MOSCOW (AP) -- Syria has allowed Russia to significantly expand its naval facility in the Mediterranean port of Tartus and keep using it for decades to come, according to an agreement released on Friday.
The facility is the only such outpost Russia has outside the former Soviet Union. The Russian military has used Tartus to back its campaign in support of Syrian President Bashar Assad against fighters battling to oust him.
Under the agreement, which was signed in Damascus on Wednesday, Syria has offered Russia free use of the Soviet-era facility for 49 years. The term can be automatically extended for further 25-year periods if neither side objects.
The deal also allows Russia to modernize the site so that it can host up to 11 ships at a time, including the nuclear-powered ones. For now, Tartus only has room for a couple of mid-sized ships at a time. The Soviet Union first signed a deal with Syria to establish the facility in 1983.
The new agreement says that the Russian facility in Tartus will help "support peace and stability in the region," adding that "it has a defensive character and isn't directed against any other nation."
It also says the Russian military will ensure air defense of Tartus and also protect it from the sea. The agreement also stipulates that Russia will help Syria restore its Soviet-built warships.
Last August, Russian lawmakers ratified another deal allowing Russia to keep its forces at the Hemeimeem air base in Syria's coastal province of Latakia, Assad's Alawite heartland, for as long as it wants. The deal was signed in August 2015 in Damascus, a month before the Russian air campaign began.

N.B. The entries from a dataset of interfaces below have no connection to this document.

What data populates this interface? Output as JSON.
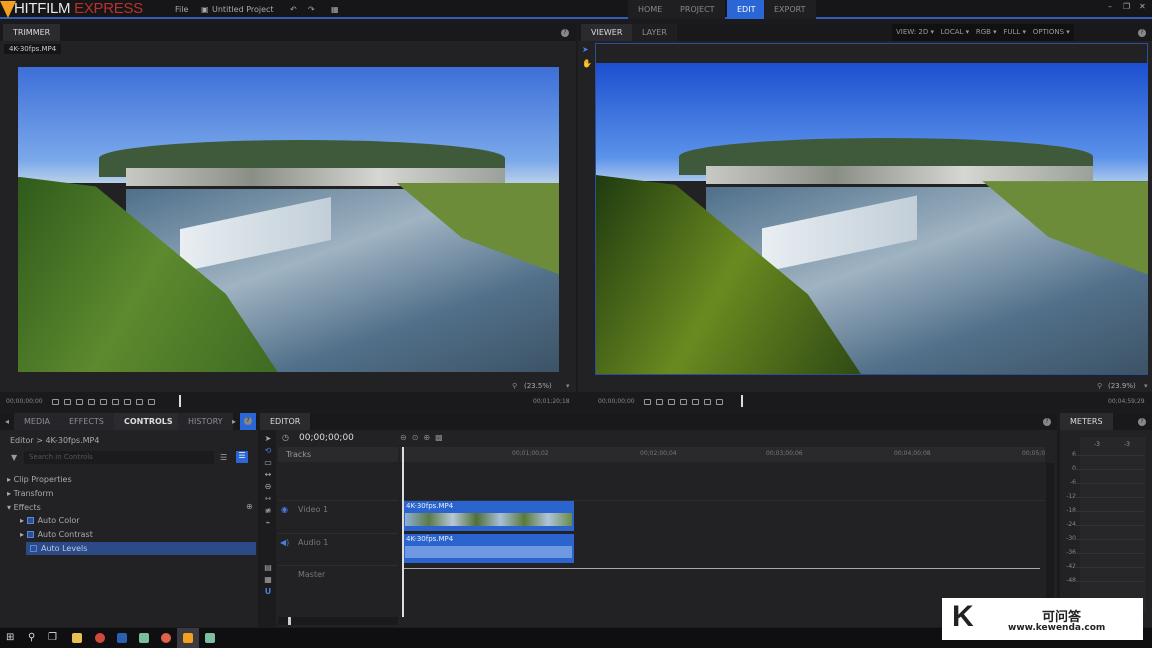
{
  "app": {
    "logo_primary": "HITFILM",
    "logo_secondary": "EXPRESS",
    "menu_file": "File",
    "project_name": "Untitled Project"
  },
  "nav": {
    "tabs": [
      {
        "label": "HOME"
      },
      {
        "label": "PROJECT"
      },
      {
        "label": "EDIT",
        "active": true
      },
      {
        "label": "EXPORT"
      }
    ]
  },
  "trimmer": {
    "title": "TRIMMER",
    "clip_tab": "4K-30fps.MP4",
    "zoom": "(23.5%)",
    "time_start": "00;00;00;00",
    "time_end": "00;01;20;18"
  },
  "viewer": {
    "tabs": [
      "VIEWER",
      "LAYER"
    ],
    "dropdowns": [
      "VIEW: 2D",
      "LOCAL",
      "RGB",
      "FULL",
      "OPTIONS"
    ],
    "zoom": "(23.9%)",
    "time_start": "00;00;00;00",
    "time_end": "00;04;59;29"
  },
  "left_panel": {
    "tabs": [
      "MEDIA",
      "EFFECTS",
      "CONTROLS",
      "HISTORY"
    ],
    "active_tab": "CONTROLS",
    "breadcrumb": "Editor > 4K-30fps.MP4",
    "search_placeholder": "Search in Controls",
    "tree": [
      {
        "label": "Clip Properties"
      },
      {
        "label": "Transform"
      },
      {
        "label": "Effects",
        "expanded": true
      }
    ],
    "effects": [
      {
        "label": "Auto Color",
        "checked": true
      },
      {
        "label": "Auto Contrast",
        "checked": true
      },
      {
        "label": "Auto Levels",
        "checked": true,
        "selected": true
      }
    ]
  },
  "editor": {
    "title": "EDITOR",
    "timecode": "00;00;00;00",
    "tracks_label": "Tracks",
    "ruler": [
      "00;01;00;02",
      "00;02;00;04",
      "00;03;00;06",
      "00;04;00;08",
      "00;05;0"
    ],
    "tracks": [
      {
        "name": "Video 1",
        "clip": "4K-30fps.MP4"
      },
      {
        "name": "Audio 1",
        "clip": "4K-30fps.MP4"
      },
      {
        "name": "Master"
      }
    ]
  },
  "meters": {
    "title": "METERS",
    "channels": [
      "-3",
      "-3"
    ],
    "scale": [
      "6",
      "0",
      "-6",
      "-12",
      "-18",
      "-24",
      "-30",
      "-36",
      "-42",
      "-48"
    ]
  },
  "watermark": {
    "brand": "可问答",
    "url": "www.kewenda.com",
    "letter": "K"
  },
  "colors": {
    "accent": "#2a66d6",
    "clip": "#2b64cf",
    "logo_orange": "#f2a020",
    "logo_red": "#b8322a"
  }
}
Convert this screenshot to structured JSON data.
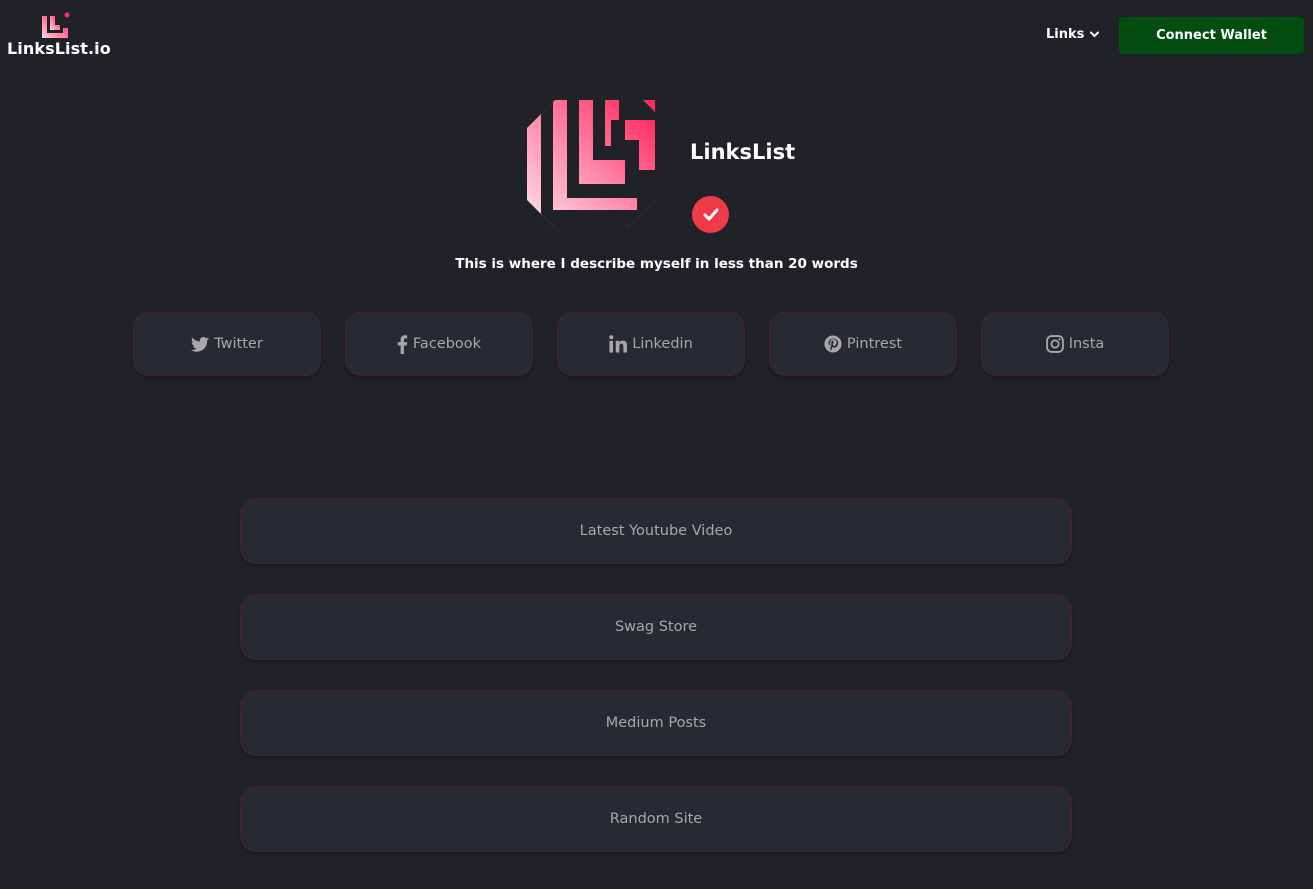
{
  "header": {
    "logo_text": "LinksList.io",
    "nav_links_label": "Links",
    "connect_wallet_label": "Connect Wallet"
  },
  "profile": {
    "name": "LinksList",
    "bio": "This is where I describe myself in less than 20 words"
  },
  "socials": [
    {
      "label": "Twitter",
      "icon": "twitter-icon"
    },
    {
      "label": "Facebook",
      "icon": "facebook-icon"
    },
    {
      "label": "Linkedin",
      "icon": "linkedin-icon"
    },
    {
      "label": "Pintrest",
      "icon": "pinterest-icon"
    },
    {
      "label": "Insta",
      "icon": "instagram-icon"
    }
  ],
  "links": [
    {
      "label": "Latest Youtube Video"
    },
    {
      "label": "Swag Store"
    },
    {
      "label": "Medium Posts"
    },
    {
      "label": "Random Site"
    }
  ],
  "colors": {
    "background": "#202227",
    "card": "#272a30",
    "card_border": "#4b2227",
    "accent_pink": "#ff3d6e",
    "badge_red": "#f03a47",
    "wallet_green": "#034d10",
    "muted_text": "#a7a7aa"
  }
}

The Russian military intervention has helped shore up Assad and allowed his troops to reclaim key ground, including the nation's largest city of Aleppo that was fully reclaimed by the government last months following fierce battles.